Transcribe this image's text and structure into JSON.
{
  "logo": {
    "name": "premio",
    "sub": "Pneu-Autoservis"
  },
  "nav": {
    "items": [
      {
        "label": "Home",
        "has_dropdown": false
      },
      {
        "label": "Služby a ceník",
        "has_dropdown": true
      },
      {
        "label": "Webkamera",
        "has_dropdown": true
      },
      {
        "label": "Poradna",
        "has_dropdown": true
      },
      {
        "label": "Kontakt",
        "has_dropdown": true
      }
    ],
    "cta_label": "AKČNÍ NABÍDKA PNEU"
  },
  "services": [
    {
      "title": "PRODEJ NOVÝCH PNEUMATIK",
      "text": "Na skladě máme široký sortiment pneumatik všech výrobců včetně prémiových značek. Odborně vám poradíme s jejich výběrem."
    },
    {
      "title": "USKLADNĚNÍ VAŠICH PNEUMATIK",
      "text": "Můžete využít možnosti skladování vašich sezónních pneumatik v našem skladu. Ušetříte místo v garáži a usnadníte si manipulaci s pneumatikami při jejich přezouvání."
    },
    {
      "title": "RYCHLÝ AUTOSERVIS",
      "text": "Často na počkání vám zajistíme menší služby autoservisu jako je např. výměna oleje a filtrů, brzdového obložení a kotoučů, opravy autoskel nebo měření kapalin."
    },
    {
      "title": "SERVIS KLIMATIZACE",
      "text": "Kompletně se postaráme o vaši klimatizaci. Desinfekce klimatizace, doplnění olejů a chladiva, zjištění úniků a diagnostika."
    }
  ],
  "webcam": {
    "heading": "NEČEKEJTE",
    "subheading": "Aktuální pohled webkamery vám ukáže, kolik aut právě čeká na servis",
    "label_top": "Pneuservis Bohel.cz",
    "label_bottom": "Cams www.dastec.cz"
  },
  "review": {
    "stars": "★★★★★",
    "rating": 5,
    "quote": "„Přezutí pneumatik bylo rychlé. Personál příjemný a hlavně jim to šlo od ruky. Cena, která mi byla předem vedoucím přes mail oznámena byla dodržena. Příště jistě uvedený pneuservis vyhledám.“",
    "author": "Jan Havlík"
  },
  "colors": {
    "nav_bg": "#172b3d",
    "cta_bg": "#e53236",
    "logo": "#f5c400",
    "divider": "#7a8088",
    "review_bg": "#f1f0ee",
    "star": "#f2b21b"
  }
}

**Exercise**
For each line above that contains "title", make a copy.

**Answer section**
      "title": "PRODEJ NOVÝCH PNEUMATIK",
      "title": "USKLADNĚNÍ VAŠICH PNEUMATIK",
      "title": "RYCHLÝ AUTOSERVIS",
      "title": "SERVIS KLIMATIZACE",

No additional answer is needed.